Say how many of the lines below include the word "chinese". Only the number should be given.

── DATA SHOWN ──

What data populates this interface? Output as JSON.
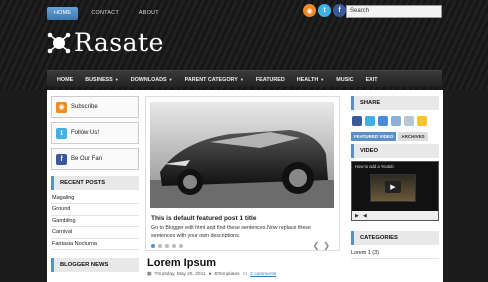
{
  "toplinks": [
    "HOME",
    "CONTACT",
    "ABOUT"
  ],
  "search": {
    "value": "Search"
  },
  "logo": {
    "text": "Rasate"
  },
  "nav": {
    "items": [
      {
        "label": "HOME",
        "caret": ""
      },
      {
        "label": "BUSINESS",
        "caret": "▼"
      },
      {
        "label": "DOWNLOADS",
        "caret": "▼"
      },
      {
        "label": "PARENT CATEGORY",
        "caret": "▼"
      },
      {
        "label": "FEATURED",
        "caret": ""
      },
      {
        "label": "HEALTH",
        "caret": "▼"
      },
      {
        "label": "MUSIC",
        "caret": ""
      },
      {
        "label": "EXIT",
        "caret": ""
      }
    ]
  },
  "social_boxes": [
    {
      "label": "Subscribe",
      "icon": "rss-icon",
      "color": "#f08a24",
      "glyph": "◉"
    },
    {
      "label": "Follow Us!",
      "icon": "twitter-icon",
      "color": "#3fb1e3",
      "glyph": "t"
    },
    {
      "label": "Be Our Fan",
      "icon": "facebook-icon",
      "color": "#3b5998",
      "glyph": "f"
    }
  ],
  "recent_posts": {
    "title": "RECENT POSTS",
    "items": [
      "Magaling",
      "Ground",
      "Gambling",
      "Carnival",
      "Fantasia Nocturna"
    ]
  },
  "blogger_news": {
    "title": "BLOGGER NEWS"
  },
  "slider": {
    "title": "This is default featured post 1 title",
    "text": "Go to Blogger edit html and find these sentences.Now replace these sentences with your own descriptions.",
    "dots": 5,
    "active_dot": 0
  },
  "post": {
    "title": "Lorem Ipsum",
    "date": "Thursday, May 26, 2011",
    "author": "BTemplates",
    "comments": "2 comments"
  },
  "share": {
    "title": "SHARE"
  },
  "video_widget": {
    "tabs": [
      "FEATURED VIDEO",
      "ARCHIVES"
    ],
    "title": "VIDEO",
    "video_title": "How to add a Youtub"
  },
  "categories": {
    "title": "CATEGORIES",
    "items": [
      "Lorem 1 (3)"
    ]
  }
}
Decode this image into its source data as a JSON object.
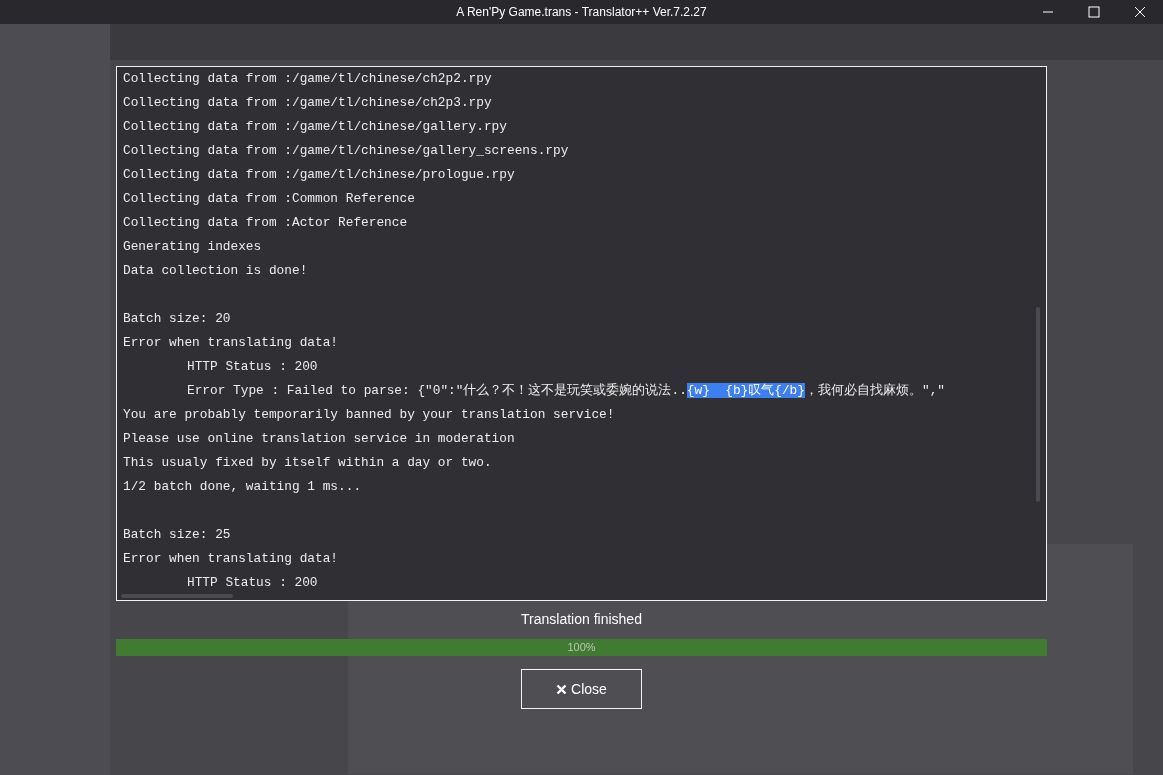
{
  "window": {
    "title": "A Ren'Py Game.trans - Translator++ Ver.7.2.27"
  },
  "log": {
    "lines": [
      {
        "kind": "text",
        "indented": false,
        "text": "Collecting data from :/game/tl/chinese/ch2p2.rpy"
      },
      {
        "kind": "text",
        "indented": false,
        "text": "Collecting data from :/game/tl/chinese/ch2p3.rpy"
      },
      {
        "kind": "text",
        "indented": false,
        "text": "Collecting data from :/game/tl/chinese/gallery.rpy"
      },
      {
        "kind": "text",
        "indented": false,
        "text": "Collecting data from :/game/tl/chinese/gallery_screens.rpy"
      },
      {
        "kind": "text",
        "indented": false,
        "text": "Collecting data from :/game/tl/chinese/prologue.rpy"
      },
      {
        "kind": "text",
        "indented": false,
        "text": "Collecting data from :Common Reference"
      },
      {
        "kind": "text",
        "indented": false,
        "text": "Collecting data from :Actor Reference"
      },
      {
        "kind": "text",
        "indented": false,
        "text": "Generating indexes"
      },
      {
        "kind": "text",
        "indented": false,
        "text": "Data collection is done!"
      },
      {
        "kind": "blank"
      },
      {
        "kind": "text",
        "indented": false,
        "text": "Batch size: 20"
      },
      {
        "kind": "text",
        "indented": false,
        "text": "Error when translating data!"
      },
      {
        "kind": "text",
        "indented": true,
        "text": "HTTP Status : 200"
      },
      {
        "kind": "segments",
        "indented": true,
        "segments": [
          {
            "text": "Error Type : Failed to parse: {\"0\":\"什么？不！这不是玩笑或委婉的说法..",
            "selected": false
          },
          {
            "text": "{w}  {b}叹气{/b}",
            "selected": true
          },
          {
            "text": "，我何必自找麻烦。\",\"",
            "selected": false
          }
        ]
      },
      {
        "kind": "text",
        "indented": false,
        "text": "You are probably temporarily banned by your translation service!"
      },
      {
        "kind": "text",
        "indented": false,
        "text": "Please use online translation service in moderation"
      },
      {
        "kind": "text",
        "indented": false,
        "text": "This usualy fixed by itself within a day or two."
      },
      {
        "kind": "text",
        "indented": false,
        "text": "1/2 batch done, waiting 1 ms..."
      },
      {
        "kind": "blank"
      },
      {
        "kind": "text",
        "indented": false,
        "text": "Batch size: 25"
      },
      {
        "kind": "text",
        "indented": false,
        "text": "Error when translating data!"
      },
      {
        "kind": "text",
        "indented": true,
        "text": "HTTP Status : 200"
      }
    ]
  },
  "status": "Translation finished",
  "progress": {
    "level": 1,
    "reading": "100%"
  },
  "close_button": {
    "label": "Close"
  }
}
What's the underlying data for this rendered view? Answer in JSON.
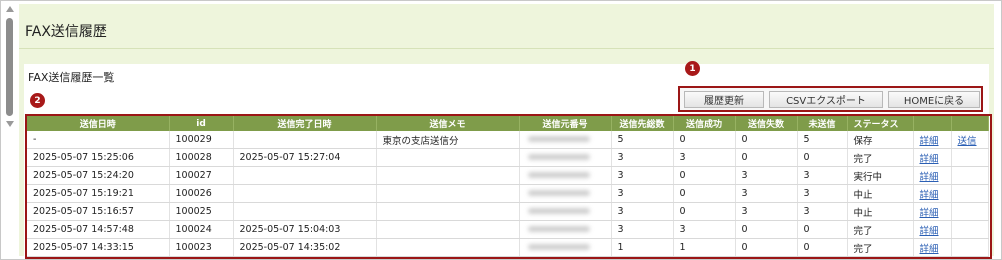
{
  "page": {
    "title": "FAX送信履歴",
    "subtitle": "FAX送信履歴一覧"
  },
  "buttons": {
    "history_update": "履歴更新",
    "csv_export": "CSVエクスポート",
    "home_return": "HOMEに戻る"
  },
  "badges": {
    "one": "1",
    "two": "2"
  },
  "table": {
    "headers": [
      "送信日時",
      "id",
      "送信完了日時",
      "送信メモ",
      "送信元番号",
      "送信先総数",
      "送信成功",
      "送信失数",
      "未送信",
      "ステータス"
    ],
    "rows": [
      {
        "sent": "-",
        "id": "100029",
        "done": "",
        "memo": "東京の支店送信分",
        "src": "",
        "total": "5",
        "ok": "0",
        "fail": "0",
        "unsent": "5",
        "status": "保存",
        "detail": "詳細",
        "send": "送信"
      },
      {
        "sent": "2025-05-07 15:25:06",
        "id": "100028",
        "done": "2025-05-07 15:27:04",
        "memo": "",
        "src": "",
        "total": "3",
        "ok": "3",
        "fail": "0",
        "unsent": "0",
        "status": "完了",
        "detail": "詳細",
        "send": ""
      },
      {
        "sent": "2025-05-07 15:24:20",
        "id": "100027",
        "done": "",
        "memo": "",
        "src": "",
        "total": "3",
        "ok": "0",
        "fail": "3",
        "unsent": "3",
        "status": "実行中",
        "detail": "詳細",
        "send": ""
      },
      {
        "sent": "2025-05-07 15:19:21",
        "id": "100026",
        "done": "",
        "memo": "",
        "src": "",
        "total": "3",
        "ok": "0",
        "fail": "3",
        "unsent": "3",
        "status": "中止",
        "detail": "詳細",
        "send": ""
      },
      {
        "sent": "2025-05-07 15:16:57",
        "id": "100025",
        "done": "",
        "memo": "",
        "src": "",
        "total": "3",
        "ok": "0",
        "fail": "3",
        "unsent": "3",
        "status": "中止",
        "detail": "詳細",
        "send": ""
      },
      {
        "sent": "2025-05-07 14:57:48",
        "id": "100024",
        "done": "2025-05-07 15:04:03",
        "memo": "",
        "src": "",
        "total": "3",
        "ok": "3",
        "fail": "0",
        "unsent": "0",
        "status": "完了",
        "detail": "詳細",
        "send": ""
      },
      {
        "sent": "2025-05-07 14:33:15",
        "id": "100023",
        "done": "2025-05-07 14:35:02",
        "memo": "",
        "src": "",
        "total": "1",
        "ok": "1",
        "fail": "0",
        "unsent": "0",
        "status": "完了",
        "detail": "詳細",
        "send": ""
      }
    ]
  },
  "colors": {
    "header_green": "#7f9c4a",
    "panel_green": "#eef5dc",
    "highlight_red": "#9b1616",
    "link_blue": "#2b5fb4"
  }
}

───

WORKED SOLUTION: 5